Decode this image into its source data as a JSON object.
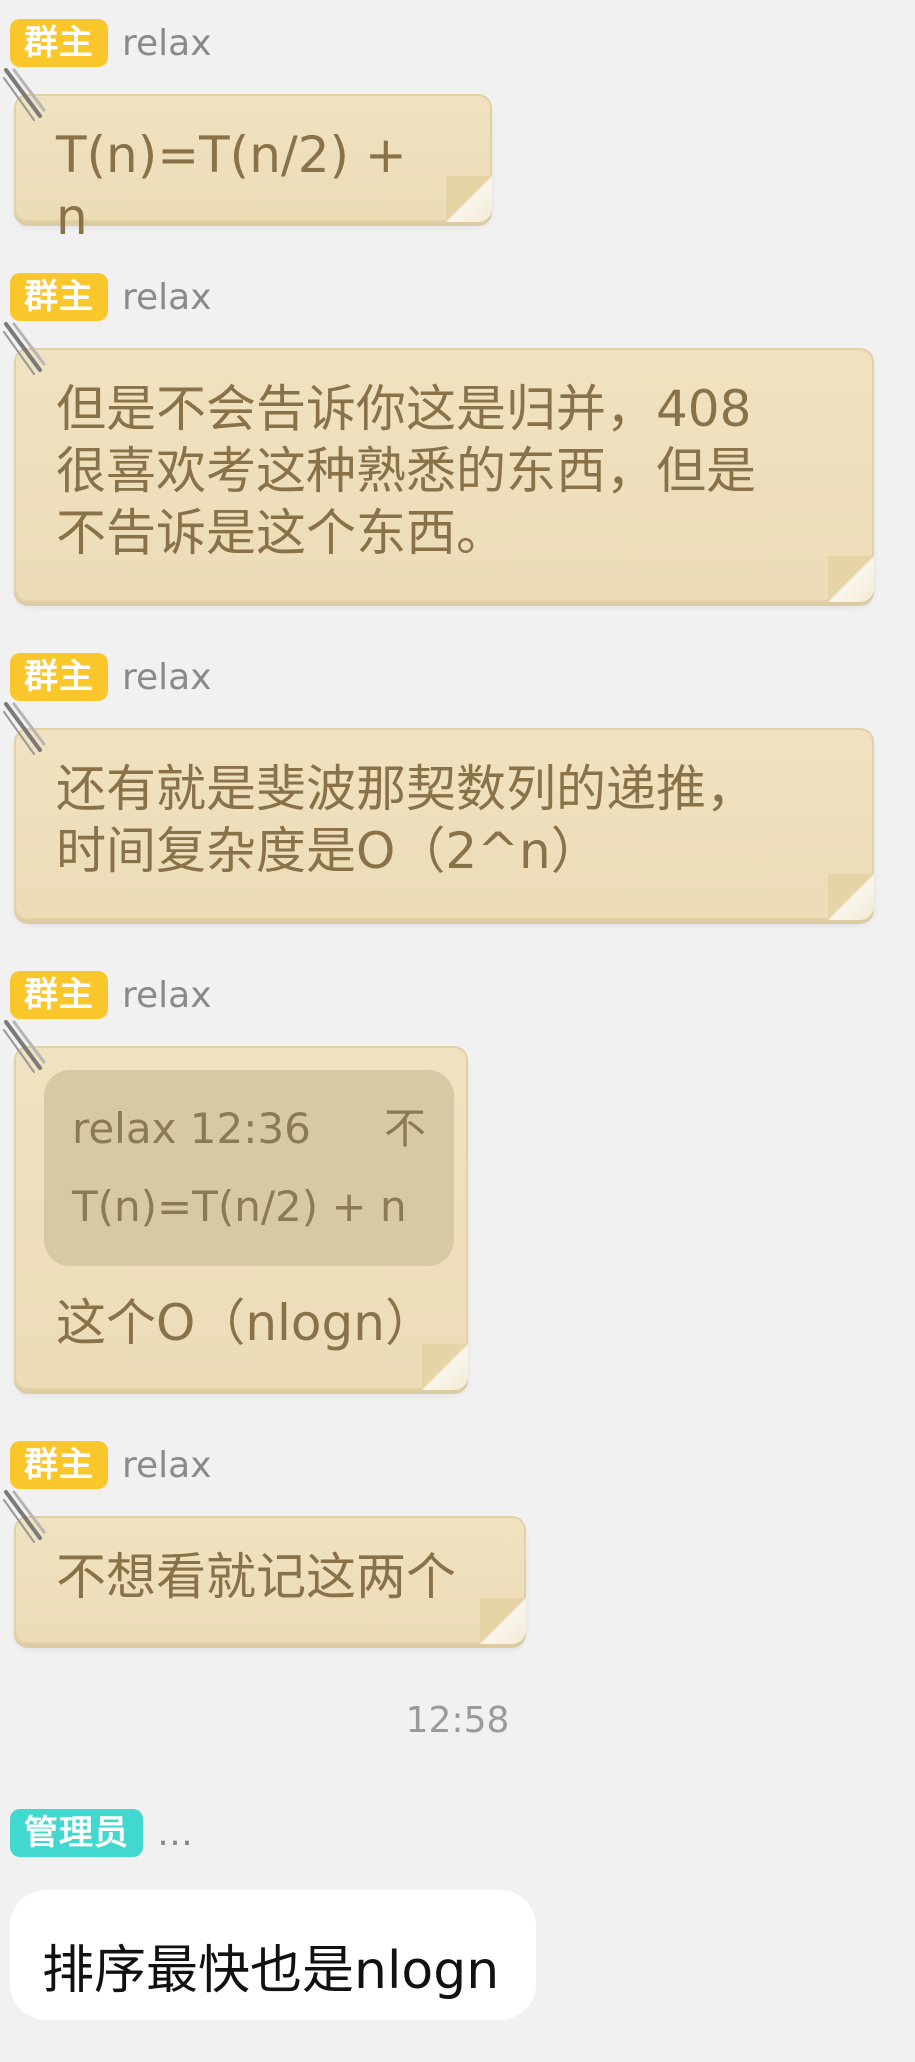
{
  "badges": {
    "owner": "群主",
    "admin": "管理员"
  },
  "messages": [
    {
      "sender": "relax",
      "text": "T(n)=T(n/2) + n"
    },
    {
      "sender": "relax",
      "text_lines": [
        "但是不会告诉你这是归并，408",
        "很喜欢考这种熟悉的东西，但是",
        "不告诉是这个东西。"
      ]
    },
    {
      "sender": "relax",
      "text_lines": [
        "还有就是斐波那契数列的递推，",
        "时间复杂度是O（2^n）"
      ]
    },
    {
      "sender": "relax",
      "quote": {
        "author_time": "relax 12:36",
        "arrow": "不",
        "text": "T(n)=T(n/2) + n"
      },
      "text": "这个O（nlogn）"
    },
    {
      "sender": "relax",
      "text": "不想看就记这两个"
    }
  ],
  "separator_time": "12:58",
  "admin_message": {
    "sender": "…",
    "text": "排序最快也是nlogn"
  },
  "colors": {
    "owner_badge": "#f9c72c",
    "admin_badge": "#41d8cf",
    "sticky_bg": "#ecdcb8",
    "sticky_text": "#8a7248"
  }
}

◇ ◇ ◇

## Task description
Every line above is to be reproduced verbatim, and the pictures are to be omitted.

## Response to this task
Decode this image into its source data as a JSON object.
{
  "badges": {
    "owner": "群主",
    "admin": "管理员"
  },
  "messages": [
    {
      "sender": "relax",
      "text": "T(n)=T(n/2) + n"
    },
    {
      "sender": "relax",
      "text_lines": [
        "但是不会告诉你这是归并，408",
        "很喜欢考这种熟悉的东西，但是",
        "不告诉是这个东西。"
      ]
    },
    {
      "sender": "relax",
      "text_lines": [
        "还有就是斐波那契数列的递推，",
        "时间复杂度是O（2^n）"
      ]
    },
    {
      "sender": "relax",
      "quote": {
        "author_time": "relax 12:36",
        "arrow": "不",
        "text": "T(n)=T(n/2) + n"
      },
      "text": "这个O（nlogn）"
    },
    {
      "sender": "relax",
      "text": "不想看就记这两个"
    }
  ],
  "separator_time": "12:58",
  "admin_message": {
    "sender": "…",
    "text": "排序最快也是nlogn"
  },
  "colors": {
    "owner_badge": "#f9c72c",
    "admin_badge": "#41d8cf",
    "sticky_bg": "#ecdcb8",
    "sticky_text": "#8a7248"
  }
}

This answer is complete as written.